The Coronation of Poppea
CHAN 3172
The Sunday Telegraph
‘There will be delight at the issue by the Peter Moores Foundation of the BBC recording of Poppea from the Coliseum on November 27 1971.  Raymond Leppard’s romanticized orchestration is out of fashion, but it put Monteverdi back on the map and introduced large audiences to this and other masterpieces.  Janet Baker is in her prime as Poppea and she is supported by a cast including Katherine Pring as a noble Ottavia.’
Dramma musicale in a Prologue and two acts
Libretto by Giovanni Francesco Busenello
English translation by Geoffrey Dunn
The Cast
  Barbara Walker, soprano - Fortune
  Shirley Chapman, soprano - Virtue
  Elizabeth Gale, soprano - Love 

  Tom McDonnell, baritone - Ottone
  Dame Janet Baker, mezzo-soprano - Poppea
  Robert Ferguson, tenor - Nero
  Katherine Pring, mezzo-soprano - Ottavia
  Barbara Walker, soprano - Drusilla
  Clifford Grant, bass - Seneca
  Anne Collins, mezzo-soprano - Arnalta
  Emile Belcourt, tenor - Lucano
  John Brecknock, tenor - Valletto
  Iris Saunders, soprano - Damigella
  Norman Welsby baritone - Liberto
  Robin Donald, tenor - First soldier
  John Delaney, tenor - Second soldier
  Anthony Davey, bass - Lictor
  Shirley Chapman, soprano - Pallas Athene

Chorus of Sadler's Wells Opera
  Orchestra of Sadler's Wells Opera
  Raymond Leppard - conductor
Recorded at the London Coliseum

Broadcast on 27 November 1971
‘This is a pleasant surprise... Leppard’s souped-up Monteverdi is richly enjoyable... the whole is a superb piece of ensemble work from a vanished age. Baker catches the languor and the selfish ambition of this unpleasant character with subtly varied tone. As the wronged but equally vicious empress Ottavia - the part one would have expected Baker to have taken - Katherine Pring more than holds her own... And the diction! Put down the libretto, listen, and weep for what was.’
BBC Music Magazine

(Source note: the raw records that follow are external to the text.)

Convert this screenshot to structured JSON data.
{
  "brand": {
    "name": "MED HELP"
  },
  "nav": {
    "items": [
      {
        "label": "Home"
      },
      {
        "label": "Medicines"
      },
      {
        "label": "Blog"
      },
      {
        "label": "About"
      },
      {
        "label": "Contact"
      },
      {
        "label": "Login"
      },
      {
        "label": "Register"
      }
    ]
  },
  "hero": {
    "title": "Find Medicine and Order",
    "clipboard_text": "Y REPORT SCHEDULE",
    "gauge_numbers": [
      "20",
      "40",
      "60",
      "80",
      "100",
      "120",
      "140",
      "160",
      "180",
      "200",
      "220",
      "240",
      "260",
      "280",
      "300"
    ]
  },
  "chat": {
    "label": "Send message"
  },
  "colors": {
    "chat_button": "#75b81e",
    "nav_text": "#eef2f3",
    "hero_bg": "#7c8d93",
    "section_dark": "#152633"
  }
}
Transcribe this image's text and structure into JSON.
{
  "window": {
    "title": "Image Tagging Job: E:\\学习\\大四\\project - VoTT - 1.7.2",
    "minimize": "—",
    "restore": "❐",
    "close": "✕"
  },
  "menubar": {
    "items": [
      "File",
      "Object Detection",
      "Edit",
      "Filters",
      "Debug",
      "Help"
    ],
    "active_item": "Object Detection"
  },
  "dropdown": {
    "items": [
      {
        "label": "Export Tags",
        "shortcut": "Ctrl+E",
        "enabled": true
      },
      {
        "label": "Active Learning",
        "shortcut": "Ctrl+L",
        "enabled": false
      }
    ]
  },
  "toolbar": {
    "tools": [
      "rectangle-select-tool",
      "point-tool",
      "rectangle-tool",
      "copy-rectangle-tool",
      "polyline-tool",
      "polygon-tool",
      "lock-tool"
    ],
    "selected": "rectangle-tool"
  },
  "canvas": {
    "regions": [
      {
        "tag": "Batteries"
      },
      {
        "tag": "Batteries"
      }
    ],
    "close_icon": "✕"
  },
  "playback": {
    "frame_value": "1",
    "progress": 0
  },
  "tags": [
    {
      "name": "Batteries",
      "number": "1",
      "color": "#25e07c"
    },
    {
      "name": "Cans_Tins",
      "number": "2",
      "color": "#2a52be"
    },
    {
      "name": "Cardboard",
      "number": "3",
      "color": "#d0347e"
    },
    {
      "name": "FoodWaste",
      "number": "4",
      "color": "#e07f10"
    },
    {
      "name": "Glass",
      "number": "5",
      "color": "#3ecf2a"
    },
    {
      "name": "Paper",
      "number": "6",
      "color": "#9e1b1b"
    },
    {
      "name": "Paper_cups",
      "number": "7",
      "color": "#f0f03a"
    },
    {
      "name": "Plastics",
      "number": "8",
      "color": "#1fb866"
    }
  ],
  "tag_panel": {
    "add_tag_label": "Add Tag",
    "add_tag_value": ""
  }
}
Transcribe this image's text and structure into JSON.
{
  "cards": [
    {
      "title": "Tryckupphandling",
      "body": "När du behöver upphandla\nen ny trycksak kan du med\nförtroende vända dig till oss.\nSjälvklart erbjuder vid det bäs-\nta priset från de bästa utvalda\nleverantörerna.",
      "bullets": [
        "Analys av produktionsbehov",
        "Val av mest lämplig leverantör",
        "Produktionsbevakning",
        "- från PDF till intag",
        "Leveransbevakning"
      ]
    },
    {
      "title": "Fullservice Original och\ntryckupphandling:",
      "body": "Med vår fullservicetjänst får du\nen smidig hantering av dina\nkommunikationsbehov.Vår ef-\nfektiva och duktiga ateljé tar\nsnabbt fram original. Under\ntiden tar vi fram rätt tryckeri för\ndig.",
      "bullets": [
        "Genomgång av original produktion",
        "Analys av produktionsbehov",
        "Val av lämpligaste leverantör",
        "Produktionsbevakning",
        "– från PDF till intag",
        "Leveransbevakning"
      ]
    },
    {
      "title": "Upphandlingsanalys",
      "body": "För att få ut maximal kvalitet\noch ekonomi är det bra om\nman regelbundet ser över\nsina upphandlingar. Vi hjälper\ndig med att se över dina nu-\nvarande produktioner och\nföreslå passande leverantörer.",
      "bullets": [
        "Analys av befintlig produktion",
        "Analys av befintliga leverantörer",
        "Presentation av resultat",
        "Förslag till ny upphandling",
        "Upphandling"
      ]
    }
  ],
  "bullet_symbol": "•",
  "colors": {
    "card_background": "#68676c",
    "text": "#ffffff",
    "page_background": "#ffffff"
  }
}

4 stars
‘Raymond Leppard made this live recording, having performed Monteverdi’s Poppea for ten years. His exceptional musicality brought major benefits: he infused the rhythms with flexibility and drive; and he elaborated the accompaniments in ways that made the actions and the words especially vivid. Leppard also tried to reach out to contemporary audiences... he reduced the three acts to two, and changed some of the voice types. Janet Baker’s incredibly sophisticated portrayal of Poppea reveals that the work is as much about power as sex... In historical terms, this recording stands as a powerful and attractive monument to those epoch-making clashes between musicality and musicology that kick-started the early music boom to the benefit of all.’
The Guardian
‘... this is one of the most intelligent performances of the role in sound, revealing layers of calculation and cruelty beneath the woman's surface sensuality.’